Communities and utilities are beginning to accept the idea that a holistic approach to storm water management can help fix problems in a cost-effective and ecologically friendly way. Instead of dealing with storm water from community to community—thus allowing upstream communities to pass the buck to those further downstream—we are slowly realizing that making storm water someone else’s problem is not sustainable, either financially or environmentally.
A new report from two ecologists at the University of Wisconsin-Madison touts this approach to watershed management by analyzing the production and location of 10 different ecosystem services—the various benefits that people obtain from nature—across a landscape. They found clear evidence of what many professionals in our industry have known for years: We are all connected through watersheds, and how we manage those watersheds affects every aspect of our day-to-day lives.

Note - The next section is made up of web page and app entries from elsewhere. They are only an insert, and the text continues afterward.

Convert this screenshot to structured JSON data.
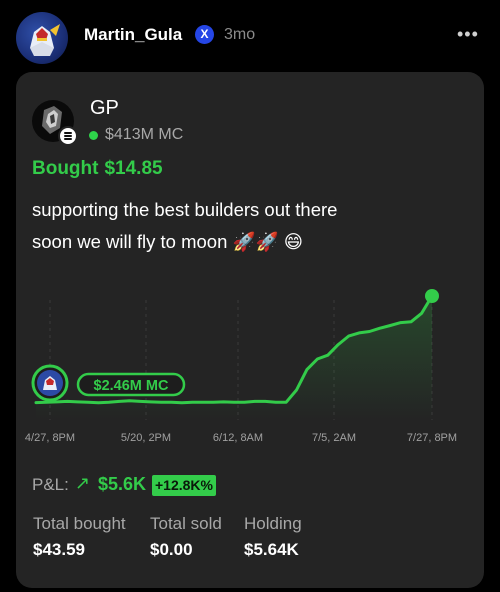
{
  "post": {
    "username": "Martin_Gula",
    "badge_glyph": "X",
    "time": "3mo",
    "more_label": "•••"
  },
  "token": {
    "symbol": "GP",
    "market_cap": "$413M MC"
  },
  "trade": {
    "bought_label": "Bought",
    "bought_amount": "$14.85",
    "note_line1": "supporting the best builders out there",
    "note_line2": "soon we will fly to moon 🚀🚀 😄"
  },
  "chart_data": {
    "type": "line",
    "x_labels": [
      "4/27, 8PM",
      "5/20, 2PM",
      "6/12, 8AM",
      "7/5, 2AM",
      "7/27, 8PM"
    ],
    "entry_label": "$2.46M MC",
    "values": [
      2.46,
      2.5,
      2.55,
      2.6,
      2.55,
      2.5,
      2.45,
      2.5,
      2.6,
      2.7,
      2.6,
      2.55,
      2.5,
      2.5,
      2.45,
      2.5,
      2.5,
      2.5,
      2.55,
      2.5,
      2.5,
      2.6,
      2.6,
      2.5,
      2.5,
      4.5,
      12,
      20,
      24,
      40,
      60,
      70,
      75,
      88,
      100,
      115,
      120,
      180,
      413
    ],
    "line_color": "#33cc4a"
  },
  "pnl": {
    "label": "P&L:",
    "arrow": "↗",
    "value": "$5.6K",
    "percent": "+12.8K%"
  },
  "stats": {
    "total_bought_label": "Total bought",
    "total_bought_value": "$43.59",
    "total_sold_label": "Total sold",
    "total_sold_value": "$0.00",
    "holding_label": "Holding",
    "holding_value": "$5.64K"
  }
}
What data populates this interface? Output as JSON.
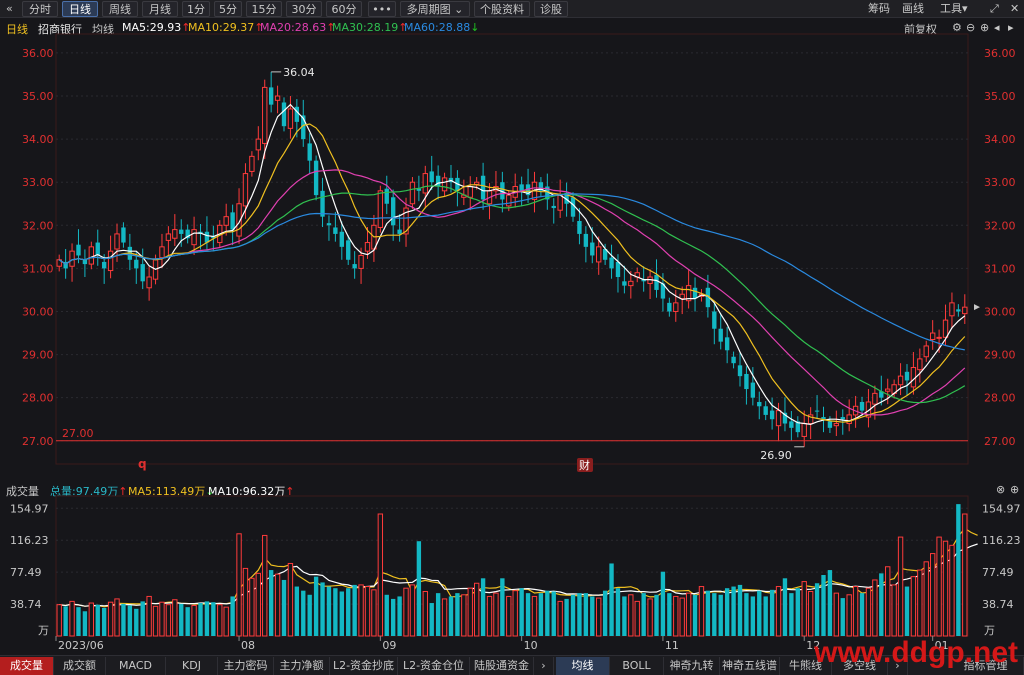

The ecologists, Monica Turner and Jiangxiao Qiu, mapped the production, distribution and interactions of ecosystem services of one Wisconsin watershed in three main categories: provisioning (e.g., providing resources like food or freshwater); cultural (e.g., aesthetics); and regulating (e.g., improving groundwater and surface water quality, handling flood water or preventing erosion). In finding that, unsurprisingly, these main ecosystem services were not independent of each other, they also learned of existing ties that many people may not think of: Flood regulation and freshwater supply are connected, as are forest recreation, soil retention, carbon storage and surface water quality.
Some of the connections seem obvious—for example, higher levels of crop production generally are associated with poorer water quality—but the ecologists did learn something important about this particular connection: Certain areas of a watershed can have a winning combination of ecological factors that could be used to maximize our net gains while minimizing our environmental footprint and financial output. Factors like flat topography, a deep water table, less field runoff, soil that holds water well, adjoining wetlands and proximity to streams with riparian vegetation can contribute to both good crop production and good water quality in one area.
This report charts just one watershed, but the findings are valuable across all watersheds. Research like this can help us learn more about current and future scenarios for agricultural production, industrial applications, water quality, flooding, erosion and other aspects of both the man-made and natural worlds, and can allow us to best manage individual watersheds by seeing them as interconnected with other critical parts of our lives. As our population grows, our economic resources tighten and our infrastructure ages, optimizing our existing resources to their maximum potential through a holistic approach to watershed management will help us minimize the fiscal and environmental consequences of modern life.